- _YOUR ASSIGNMENT_
What you return must match the records character for character.

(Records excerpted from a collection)
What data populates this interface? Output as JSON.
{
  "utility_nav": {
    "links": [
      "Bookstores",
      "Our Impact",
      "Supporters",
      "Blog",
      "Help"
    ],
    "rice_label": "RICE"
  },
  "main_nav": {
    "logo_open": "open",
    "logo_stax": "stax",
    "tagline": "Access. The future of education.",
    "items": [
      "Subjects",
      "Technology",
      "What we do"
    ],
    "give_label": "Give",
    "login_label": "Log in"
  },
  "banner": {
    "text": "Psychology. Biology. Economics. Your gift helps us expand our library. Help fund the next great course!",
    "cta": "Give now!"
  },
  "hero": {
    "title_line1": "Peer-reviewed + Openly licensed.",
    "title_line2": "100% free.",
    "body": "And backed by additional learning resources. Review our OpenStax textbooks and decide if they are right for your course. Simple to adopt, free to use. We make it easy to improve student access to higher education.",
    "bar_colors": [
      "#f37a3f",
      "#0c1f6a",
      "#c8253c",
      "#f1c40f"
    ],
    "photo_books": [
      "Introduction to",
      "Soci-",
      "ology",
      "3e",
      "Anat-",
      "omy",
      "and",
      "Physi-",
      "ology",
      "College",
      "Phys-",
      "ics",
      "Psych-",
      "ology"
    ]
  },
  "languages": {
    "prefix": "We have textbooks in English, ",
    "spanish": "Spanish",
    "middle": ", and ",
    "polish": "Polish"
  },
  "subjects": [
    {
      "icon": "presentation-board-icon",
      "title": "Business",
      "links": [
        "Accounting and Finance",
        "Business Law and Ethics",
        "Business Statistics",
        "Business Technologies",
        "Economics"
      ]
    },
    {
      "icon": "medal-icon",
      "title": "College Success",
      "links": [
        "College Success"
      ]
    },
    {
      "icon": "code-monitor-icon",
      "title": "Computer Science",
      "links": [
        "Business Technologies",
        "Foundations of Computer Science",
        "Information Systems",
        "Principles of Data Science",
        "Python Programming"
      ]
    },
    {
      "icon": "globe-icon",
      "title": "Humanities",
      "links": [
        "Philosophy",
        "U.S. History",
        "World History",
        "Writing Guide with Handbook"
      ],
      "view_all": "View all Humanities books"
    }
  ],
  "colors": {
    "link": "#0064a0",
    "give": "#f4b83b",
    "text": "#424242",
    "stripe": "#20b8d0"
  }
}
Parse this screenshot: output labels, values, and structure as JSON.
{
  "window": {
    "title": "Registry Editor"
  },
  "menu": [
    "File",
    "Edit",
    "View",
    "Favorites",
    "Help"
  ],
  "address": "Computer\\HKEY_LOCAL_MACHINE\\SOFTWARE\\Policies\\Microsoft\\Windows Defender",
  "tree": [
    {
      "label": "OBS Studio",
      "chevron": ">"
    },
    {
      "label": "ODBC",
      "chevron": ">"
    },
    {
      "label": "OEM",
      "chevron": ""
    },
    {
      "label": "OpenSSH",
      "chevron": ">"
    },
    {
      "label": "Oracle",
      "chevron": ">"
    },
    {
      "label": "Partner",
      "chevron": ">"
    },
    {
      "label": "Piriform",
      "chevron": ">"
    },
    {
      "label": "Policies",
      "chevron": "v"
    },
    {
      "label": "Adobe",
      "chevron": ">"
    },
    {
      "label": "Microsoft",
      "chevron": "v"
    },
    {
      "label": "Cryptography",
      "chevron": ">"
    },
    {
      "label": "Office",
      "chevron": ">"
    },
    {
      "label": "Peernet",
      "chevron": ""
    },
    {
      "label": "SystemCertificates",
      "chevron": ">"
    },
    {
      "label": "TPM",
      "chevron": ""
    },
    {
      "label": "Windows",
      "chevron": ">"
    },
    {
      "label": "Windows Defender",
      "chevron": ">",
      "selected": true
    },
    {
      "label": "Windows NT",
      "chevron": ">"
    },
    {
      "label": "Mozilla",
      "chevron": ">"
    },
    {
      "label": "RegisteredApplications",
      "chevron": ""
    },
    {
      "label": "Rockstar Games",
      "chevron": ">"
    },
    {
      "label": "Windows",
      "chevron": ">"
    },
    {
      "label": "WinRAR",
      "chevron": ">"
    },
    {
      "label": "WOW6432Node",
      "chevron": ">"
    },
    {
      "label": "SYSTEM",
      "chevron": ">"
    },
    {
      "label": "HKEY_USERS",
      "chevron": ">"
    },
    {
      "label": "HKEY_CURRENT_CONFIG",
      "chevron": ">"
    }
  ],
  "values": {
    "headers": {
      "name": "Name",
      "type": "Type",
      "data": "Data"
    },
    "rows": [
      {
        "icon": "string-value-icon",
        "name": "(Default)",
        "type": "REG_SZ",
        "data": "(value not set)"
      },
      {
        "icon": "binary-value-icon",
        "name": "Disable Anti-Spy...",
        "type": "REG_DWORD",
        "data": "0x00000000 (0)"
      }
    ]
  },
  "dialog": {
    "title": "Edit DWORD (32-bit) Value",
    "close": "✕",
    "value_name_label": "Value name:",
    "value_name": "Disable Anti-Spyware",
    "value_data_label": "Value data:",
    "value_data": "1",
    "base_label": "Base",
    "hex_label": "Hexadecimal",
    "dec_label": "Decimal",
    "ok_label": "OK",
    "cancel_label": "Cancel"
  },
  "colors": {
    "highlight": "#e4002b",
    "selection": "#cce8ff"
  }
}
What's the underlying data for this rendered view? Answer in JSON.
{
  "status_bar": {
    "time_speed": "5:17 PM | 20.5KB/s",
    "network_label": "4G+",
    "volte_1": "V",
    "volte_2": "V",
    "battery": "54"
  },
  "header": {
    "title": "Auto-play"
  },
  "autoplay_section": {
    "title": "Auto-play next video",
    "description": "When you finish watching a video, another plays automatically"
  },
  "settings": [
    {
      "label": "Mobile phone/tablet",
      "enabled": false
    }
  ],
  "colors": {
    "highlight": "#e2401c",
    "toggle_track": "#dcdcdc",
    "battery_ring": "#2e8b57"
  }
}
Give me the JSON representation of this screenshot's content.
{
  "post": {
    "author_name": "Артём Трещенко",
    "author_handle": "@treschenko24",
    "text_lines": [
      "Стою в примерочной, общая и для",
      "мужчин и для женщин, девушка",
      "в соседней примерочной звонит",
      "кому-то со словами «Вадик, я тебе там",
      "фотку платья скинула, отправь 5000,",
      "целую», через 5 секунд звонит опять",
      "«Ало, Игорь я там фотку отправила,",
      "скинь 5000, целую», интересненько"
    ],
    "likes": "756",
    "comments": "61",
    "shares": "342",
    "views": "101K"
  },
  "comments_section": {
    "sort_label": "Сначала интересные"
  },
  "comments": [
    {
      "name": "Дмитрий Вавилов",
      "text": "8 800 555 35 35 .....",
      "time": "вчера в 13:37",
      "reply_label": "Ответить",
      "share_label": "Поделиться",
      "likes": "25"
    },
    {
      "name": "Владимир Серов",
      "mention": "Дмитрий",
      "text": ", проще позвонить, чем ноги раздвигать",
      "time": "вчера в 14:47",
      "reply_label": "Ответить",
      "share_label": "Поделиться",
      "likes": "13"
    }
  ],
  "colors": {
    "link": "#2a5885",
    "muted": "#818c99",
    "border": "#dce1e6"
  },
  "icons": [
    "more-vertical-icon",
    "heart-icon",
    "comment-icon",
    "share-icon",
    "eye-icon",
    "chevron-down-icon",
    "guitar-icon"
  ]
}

- _FINISHED TASK_
What data populates this interface? Output as JSON.
{
  "utility_nav": {
    "links": [
      "Bookstores",
      "Our Impact",
      "Supporters",
      "Blog",
      "Help"
    ],
    "rice_label": "RICE"
  },
  "main_nav": {
    "logo_open": "open",
    "logo_stax": "stax",
    "tagline": "Access. The future of education.",
    "items": [
      "Subjects",
      "Technology",
      "What we do"
    ],
    "give_label": "Give",
    "login_label": "Log in"
  },
  "banner": {
    "text": "Psychology. Biology. Economics. Your gift helps us expand our library. Help fund the next great course!",
    "cta": "Give now!"
  },
  "hero": {
    "title_line1": "Peer-reviewed + Openly licensed.",
    "title_line2": "100% free.",
    "body": "And backed by additional learning resources. Review our OpenStax textbooks and decide if they are right for your course. Simple to adopt, free to use. We make it easy to improve student access to higher education.",
    "bar_colors": [
      "#f37a3f",
      "#0c1f6a",
      "#c8253c",
      "#f1c40f"
    ],
    "photo_books": [
      "Introduction to",
      "Soci-",
      "ology",
      "3e",
      "Anat-",
      "omy",
      "and",
      "Physi-",
      "ology",
      "College",
      "Phys-",
      "ics",
      "Psych-",
      "ology"
    ]
  },
  "languages": {
    "prefix": "We have textbooks in English, ",
    "spanish": "Spanish",
    "middle": ", and ",
    "polish": "Polish"
  },
  "subjects": [
    {
      "icon": "presentation-board-icon",
      "title": "Business",
      "links": [
        "Accounting and Finance",
        "Business Law and Ethics",
        "Business Statistics",
        "Business Technologies",
        "Economics"
      ]
    },
    {
      "icon": "medal-icon",
      "title": "College Success",
      "links": [
        "College Success"
      ]
    },
    {
      "icon": "code-monitor-icon",
      "title": "Computer Science",
      "links": [
        "Business Technologies",
        "Foundations of Computer Science",
        "Information Systems",
        "Principles of Data Science",
        "Python Programming"
      ]
    },
    {
      "icon": "globe-icon",
      "title": "Humanities",
      "links": [
        "Philosophy",
        "U.S. History",
        "World History",
        "Writing Guide with Handbook"
      ],
      "view_all": "View all Humanities books"
    }
  ],
  "colors": {
    "link": "#0064a0",
    "give": "#f4b83b",
    "text": "#424242",
    "stripe": "#20b8d0"
  }
}
Parse this screenshot: output labels, values, and structure as JSON.
{
  "window": {
    "title": "Registry Editor"
  },
  "menu": [
    "File",
    "Edit",
    "View",
    "Favorites",
    "Help"
  ],
  "address": "Computer\\HKEY_LOCAL_MACHINE\\SOFTWARE\\Policies\\Microsoft\\Windows Defender",
  "tree": [
    {
      "label": "OBS Studio",
      "chevron": ">"
    },
    {
      "label": "ODBC",
      "chevron": ">"
    },
    {
      "label": "OEM",
      "chevron": ""
    },
    {
      "label": "OpenSSH",
      "chevron": ">"
    },
    {
      "label": "Oracle",
      "chevron": ">"
    },
    {
      "label": "Partner",
      "chevron": ">"
    },
    {
      "label": "Piriform",
      "chevron": ">"
    },
    {
      "label": "Policies",
      "chevron": "v"
    },
    {
      "label": "Adobe",
      "chevron": ">"
    },
    {
      "label": "Microsoft",
      "chevron": "v"
    },
    {
      "label": "Cryptography",
      "chevron": ">"
    },
    {
      "label": "Office",
      "chevron": ">"
    },
    {
      "label": "Peernet",
      "chevron": ""
    },
    {
      "label": "SystemCertificates",
      "chevron": ">"
    },
    {
      "label": "TPM",
      "chevron": ""
    },
    {
      "label": "Windows",
      "chevron": ">"
    },
    {
      "label": "Windows Defender",
      "chevron": ">",
      "selected": true
    },
    {
      "label": "Windows NT",
      "chevron": ">"
    },
    {
      "label": "Mozilla",
      "chevron": ">"
    },
    {
      "label": "RegisteredApplications",
      "chevron": ""
    },
    {
      "label": "Rockstar Games",
      "chevron": ">"
    },
    {
      "label": "Windows",
      "chevron": ">"
    },
    {
      "label": "WinRAR",
      "chevron": ">"
    },
    {
      "label": "WOW6432Node",
      "chevron": ">"
    },
    {
      "label": "SYSTEM",
      "chevron": ">"
    },
    {
      "label": "HKEY_USERS",
      "chevron": ">"
    },
    {
      "label": "HKEY_CURRENT_CONFIG",
      "chevron": ">"
    }
  ],
  "values": {
    "headers": {
      "name": "Name",
      "type": "Type",
      "data": "Data"
    },
    "rows": [
      {
        "icon": "string-value-icon",
        "name": "(Default)",
        "type": "REG_SZ",
        "data": "(value not set)"
      },
      {
        "icon": "binary-value-icon",
        "name": "Disable Anti-Spy...",
        "type": "REG_DWORD",
        "data": "0x00000000 (0)"
      }
    ]
  },
  "dialog": {
    "title": "Edit DWORD (32-bit) Value",
    "close": "✕",
    "value_name_label": "Value name:",
    "value_name": "Disable Anti-Spyware",
    "value_data_label": "Value data:",
    "value_data": "1",
    "base_label": "Base",
    "hex_label": "Hexadecimal",
    "dec_label": "Decimal",
    "ok_label": "OK",
    "cancel_label": "Cancel"
  },
  "colors": {
    "highlight": "#e4002b",
    "selection": "#cce8ff"
  }
}
What's the underlying data for this rendered view? Answer in JSON.
{
  "status_bar": {
    "time_speed": "5:17 PM | 20.5KB/s",
    "network_label": "4G+",
    "volte_1": "V",
    "volte_2": "V",
    "battery": "54"
  },
  "header": {
    "title": "Auto-play"
  },
  "autoplay_section": {
    "title": "Auto-play next video",
    "description": "When you finish watching a video, another plays automatically"
  },
  "settings": [
    {
      "label": "Mobile phone/tablet",
      "enabled": false
    }
  ],
  "colors": {
    "highlight": "#e2401c",
    "toggle_track": "#dcdcdc",
    "battery_ring": "#2e8b57"
  }
}
Give me the JSON representation of this screenshot's content.
{
  "post": {
    "author_name": "Артём Трещенко",
    "author_handle": "@treschenko24",
    "text_lines": [
      "Стою в примерочной, общая и для",
      "мужчин и для женщин, девушка",
      "в соседней примерочной звонит",
      "кому-то со словами «Вадик, я тебе там",
      "фотку платья скинула, отправь 5000,",
      "целую», через 5 секунд звонит опять",
      "«Ало, Игорь я там фотку отправила,",
      "скинь 5000, целую», интересненько"
    ],
    "likes": "756",
    "comments": "61",
    "shares": "342",
    "views": "101K"
  },
  "comments_section": {
    "sort_label": "Сначала интересные"
  },
  "comments": [
    {
      "name": "Дмитрий Вавилов",
      "text": "8 800 555 35 35 .....",
      "time": "вчера в 13:37",
      "reply_label": "Ответить",
      "share_label": "Поделиться",
      "likes": "25"
    },
    {
      "name": "Владимир Серов",
      "mention": "Дмитрий",
      "text": ", проще позвонить, чем ноги раздвигать",
      "time": "вчера в 14:47",
      "reply_label": "Ответить",
      "share_label": "Поделиться",
      "likes": "13"
    }
  ],
  "colors": {
    "link": "#2a5885",
    "muted": "#818c99",
    "border": "#dce1e6"
  },
  "icons": [
    "more-vertical-icon",
    "heart-icon",
    "comment-icon",
    "share-icon",
    "eye-icon",
    "chevron-down-icon",
    "guitar-icon"
  ]
}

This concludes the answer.